■ EXERCISE PROMPT
Each line of the data below that holds the word "Volume" is to be reported in full.

■ MATERIAL FOR THIS EXERCISE
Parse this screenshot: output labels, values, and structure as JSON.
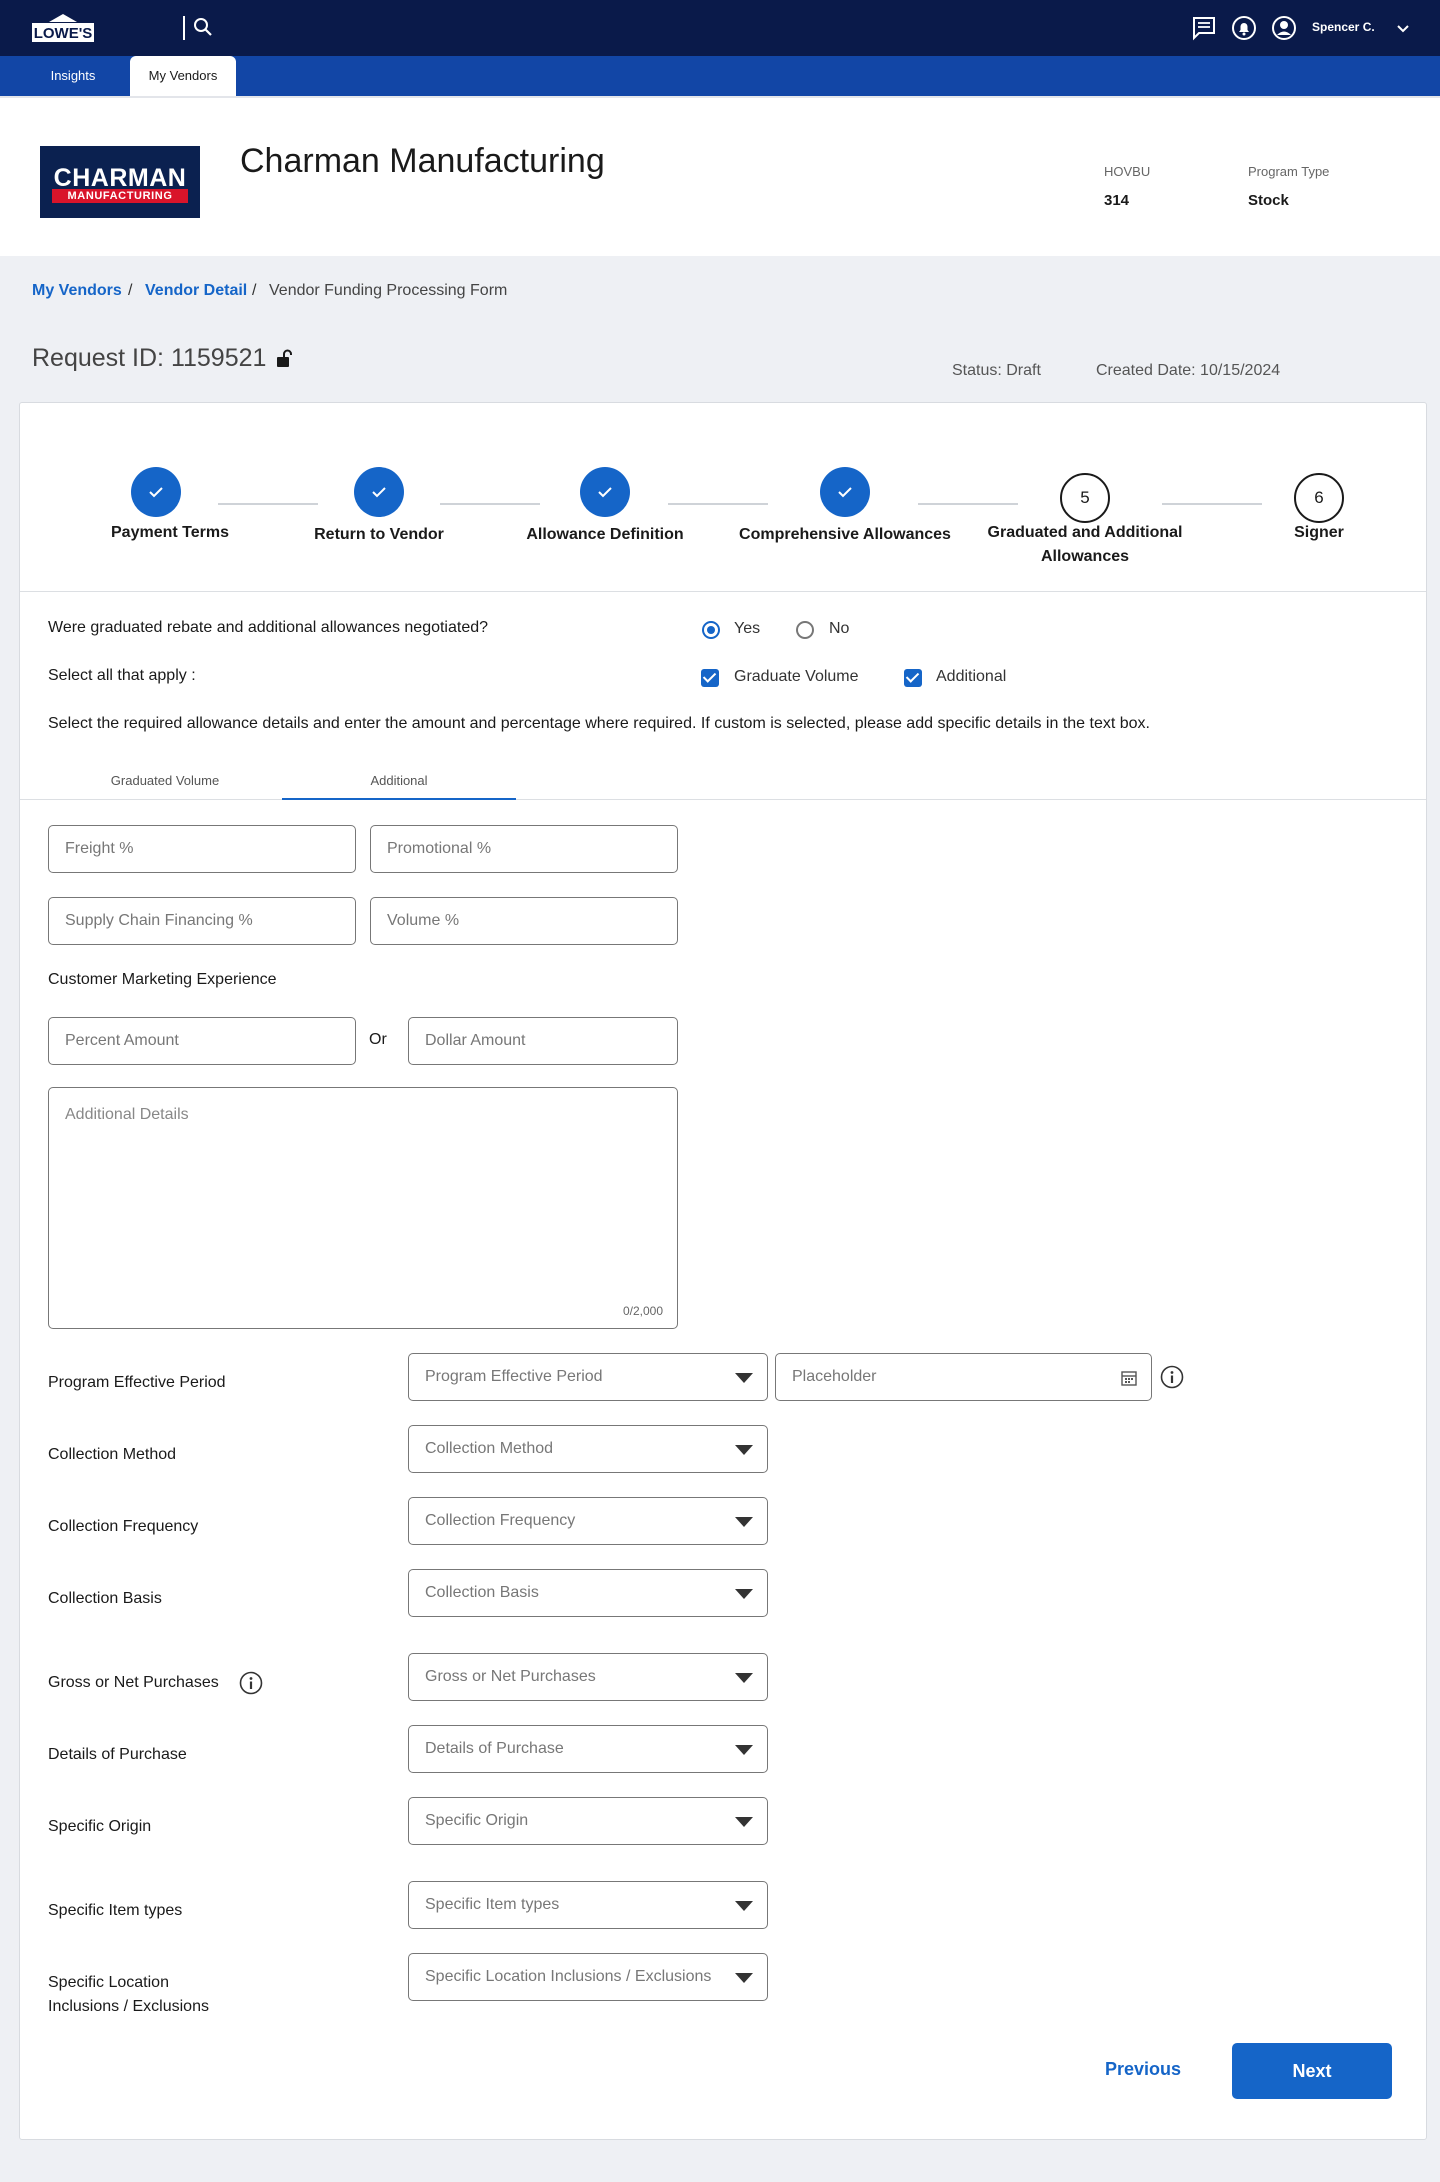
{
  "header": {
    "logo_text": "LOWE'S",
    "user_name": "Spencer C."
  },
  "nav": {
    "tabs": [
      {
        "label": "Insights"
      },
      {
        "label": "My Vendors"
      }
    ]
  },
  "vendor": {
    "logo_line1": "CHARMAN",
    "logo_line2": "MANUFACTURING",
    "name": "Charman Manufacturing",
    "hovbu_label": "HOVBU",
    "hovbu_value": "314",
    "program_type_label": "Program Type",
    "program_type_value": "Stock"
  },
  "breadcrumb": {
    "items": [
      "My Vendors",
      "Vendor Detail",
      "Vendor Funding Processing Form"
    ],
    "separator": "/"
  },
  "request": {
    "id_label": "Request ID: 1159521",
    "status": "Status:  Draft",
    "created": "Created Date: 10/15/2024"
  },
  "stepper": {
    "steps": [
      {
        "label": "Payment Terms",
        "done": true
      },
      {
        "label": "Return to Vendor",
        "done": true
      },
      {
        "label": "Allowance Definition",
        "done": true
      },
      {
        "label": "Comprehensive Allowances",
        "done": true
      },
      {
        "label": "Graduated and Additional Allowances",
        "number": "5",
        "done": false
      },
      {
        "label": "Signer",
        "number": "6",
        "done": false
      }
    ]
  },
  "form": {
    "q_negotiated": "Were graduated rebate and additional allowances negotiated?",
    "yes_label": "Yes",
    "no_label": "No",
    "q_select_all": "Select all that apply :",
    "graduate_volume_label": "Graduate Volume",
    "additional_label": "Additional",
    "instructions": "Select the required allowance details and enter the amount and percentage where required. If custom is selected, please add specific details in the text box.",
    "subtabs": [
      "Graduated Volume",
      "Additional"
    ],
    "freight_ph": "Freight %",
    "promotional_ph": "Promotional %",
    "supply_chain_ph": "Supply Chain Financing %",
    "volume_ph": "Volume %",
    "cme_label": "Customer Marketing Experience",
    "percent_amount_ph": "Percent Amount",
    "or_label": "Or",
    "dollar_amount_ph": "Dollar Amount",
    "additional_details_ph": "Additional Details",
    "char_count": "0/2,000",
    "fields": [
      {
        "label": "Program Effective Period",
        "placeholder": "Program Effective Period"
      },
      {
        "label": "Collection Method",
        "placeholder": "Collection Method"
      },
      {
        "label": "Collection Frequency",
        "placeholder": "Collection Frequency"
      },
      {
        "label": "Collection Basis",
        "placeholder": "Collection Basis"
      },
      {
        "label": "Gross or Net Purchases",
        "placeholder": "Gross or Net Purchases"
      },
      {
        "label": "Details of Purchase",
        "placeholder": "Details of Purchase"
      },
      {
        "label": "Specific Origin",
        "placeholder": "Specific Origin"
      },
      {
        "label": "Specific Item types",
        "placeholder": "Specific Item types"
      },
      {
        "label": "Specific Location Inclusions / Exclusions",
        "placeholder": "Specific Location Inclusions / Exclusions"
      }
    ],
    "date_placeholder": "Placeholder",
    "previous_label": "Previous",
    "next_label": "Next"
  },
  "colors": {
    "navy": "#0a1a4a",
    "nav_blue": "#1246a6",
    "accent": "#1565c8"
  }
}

■ RESPONSE BELOW
    "graduate_volume_label": "Graduate Volume",
      "Graduated Volume",
    "volume_ph": "Volume %",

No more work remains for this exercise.